Do small things with great love.
Facebook’s pages platform reaches only six percent of a brand’s followers; and it’s headed down to one to two percent.
If businesses want to make sure that people see their content, the best strategy is, and always has been, paid advertising.
Participation isn’t enough.
Having a more clear-sighted view on people’s real world buying behaviours and thus which consumers actually matter to the generation of revenue and profit begins to gives us a framework for thinking about participation.
Recognizing that brands aren’t simply built upon exclusive loyalty but are highly dependent on vast numbers of light, polygamous buyers – and that growth comes from acquiring more of them, not increasingly the loyalty of current buyers – puts the role of the ‘fan’ into proper perspective.
One of the problems with advertising experts is that they have a free pass.
They go around to conferences, they talk to the press, they write stupid blogs, and they make profound and confident statements about the advertising industry.
And no one ever goes back and checks up on them.
I like to go to a lot of events and conferences. I read a lot from different essays, bloggers, and books.
And one thing that you expect when you see these people up on stage; when you read these articles from bloggers you expect a little bit of… expertise.
Confidence depends on the quality of the story they can tell. So it’s not surprising that one of the hottest new forms of advertising is ‘Branded Content.’
Increasingly advertisers are choosing to spend their investments often in the form of entertaining stories that blur the line between conventional advertising and entertainment.
We might enjoy these new forms of advertising better, but we also may become more influenced by them without ever knowing why.
When someone chooses to share your content, this demonstrates two things.
1) The reader has found enough value in your content to recommend it to the people he or she knows.

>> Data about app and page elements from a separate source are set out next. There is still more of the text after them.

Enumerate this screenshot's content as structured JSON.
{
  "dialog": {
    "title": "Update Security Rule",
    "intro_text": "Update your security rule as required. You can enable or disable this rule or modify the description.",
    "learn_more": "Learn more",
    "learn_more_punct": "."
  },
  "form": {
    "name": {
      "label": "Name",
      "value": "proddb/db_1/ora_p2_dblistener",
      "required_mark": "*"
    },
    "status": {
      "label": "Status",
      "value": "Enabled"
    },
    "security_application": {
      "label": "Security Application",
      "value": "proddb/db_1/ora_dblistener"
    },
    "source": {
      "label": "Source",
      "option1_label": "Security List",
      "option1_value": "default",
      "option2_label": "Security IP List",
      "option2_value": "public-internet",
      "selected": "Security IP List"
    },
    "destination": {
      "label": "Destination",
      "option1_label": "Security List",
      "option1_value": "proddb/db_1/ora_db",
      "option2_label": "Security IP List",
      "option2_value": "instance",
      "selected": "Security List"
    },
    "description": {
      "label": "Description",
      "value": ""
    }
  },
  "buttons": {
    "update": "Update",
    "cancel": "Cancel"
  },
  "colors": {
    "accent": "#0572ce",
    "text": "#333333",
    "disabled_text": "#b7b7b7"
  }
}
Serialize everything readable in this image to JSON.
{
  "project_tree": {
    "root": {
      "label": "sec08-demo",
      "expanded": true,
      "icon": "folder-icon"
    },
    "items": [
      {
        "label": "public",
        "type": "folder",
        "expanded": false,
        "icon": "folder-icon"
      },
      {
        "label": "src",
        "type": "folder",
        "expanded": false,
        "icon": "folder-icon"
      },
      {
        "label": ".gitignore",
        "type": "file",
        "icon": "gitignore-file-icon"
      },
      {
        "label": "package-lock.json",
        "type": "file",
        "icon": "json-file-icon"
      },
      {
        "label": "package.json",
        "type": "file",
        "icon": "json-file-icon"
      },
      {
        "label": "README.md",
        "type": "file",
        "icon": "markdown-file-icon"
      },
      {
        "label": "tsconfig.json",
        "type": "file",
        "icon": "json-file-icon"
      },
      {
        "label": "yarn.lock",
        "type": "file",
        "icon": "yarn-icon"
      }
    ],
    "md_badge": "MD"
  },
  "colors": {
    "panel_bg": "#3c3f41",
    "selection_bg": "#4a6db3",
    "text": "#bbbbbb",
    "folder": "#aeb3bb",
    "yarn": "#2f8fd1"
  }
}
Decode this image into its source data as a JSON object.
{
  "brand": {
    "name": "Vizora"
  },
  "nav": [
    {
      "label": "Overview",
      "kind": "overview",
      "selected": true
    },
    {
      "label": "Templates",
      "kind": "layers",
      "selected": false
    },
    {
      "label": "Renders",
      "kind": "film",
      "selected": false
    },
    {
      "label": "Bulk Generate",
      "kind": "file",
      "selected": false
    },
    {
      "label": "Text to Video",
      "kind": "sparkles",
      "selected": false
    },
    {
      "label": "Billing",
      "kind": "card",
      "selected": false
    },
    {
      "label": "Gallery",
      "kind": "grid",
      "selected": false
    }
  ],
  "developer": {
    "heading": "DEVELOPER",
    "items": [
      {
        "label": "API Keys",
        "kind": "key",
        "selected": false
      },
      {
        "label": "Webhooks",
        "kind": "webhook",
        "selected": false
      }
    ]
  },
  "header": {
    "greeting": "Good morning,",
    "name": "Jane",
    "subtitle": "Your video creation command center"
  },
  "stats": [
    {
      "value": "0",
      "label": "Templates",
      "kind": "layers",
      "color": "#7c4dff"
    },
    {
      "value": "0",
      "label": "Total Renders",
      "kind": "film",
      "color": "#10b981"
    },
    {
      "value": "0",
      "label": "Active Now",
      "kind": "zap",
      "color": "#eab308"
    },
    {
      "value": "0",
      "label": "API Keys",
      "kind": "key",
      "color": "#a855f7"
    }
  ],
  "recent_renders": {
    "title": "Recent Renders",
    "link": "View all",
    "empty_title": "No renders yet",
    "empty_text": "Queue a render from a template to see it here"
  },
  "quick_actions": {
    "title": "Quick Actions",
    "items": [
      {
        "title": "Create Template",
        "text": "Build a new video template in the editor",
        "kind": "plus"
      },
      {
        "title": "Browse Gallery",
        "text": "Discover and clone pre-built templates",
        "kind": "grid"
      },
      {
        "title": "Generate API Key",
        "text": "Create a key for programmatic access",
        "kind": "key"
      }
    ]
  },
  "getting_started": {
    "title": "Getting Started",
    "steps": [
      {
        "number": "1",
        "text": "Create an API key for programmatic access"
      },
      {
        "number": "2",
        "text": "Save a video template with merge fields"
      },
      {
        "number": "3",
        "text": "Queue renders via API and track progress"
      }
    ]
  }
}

2) Now more people are likely to read your post. After all, at the end of the day, people would rather take recommendations from their friends, than from a brand.
Once you see your shares sky-rocketing, you’ll know you’re doing something right.
Once discussion begins to hatch around your content, give yourself a pat on the back.
Connecting members to each other is a crucial, and difficult, part of growing a community.
Foster and monitor these conversations because it is this type of interconnectivity that will pay off in the long run.
Likes and favorites are certainly great forms of engagement. They show that your audience is interested and appreciates whatever it is that you’re sharing.
However, liking a post is very different than clicking a link.
Certainly, the more likes you get, the more likely it is that people will consume your content, become fans and hopefully customers.
However, ultimately, the “like” is a weak form of engagement.
Poetry is not the thing said but a way of saying it.
An alarming amount of online interaction is apparently fraudulent.
Only 38% of traffic on the web now is human.
62% is bots, scrapers, hackers, spammers, and other impersonators.
And the amount of fraud being perpetrated on advertisers by online scammers is 54% of display ads paid for by advertisers between May 2012 and February 2013 never appeared in front of a live human being.
Marketing is important, but marketing done by real clients is the best form of marketing.
Invest your time and money in getting a video of influential people using and endorsing your product.
Spend your time pitching to influencial bloggers and journalists to get articles written about you or your products.
Know what you stand for and then put yourself out there fast. Embrace that your post will be gone in a scant 10 seconds. At most, your moments are woven together as a story for 24 hours.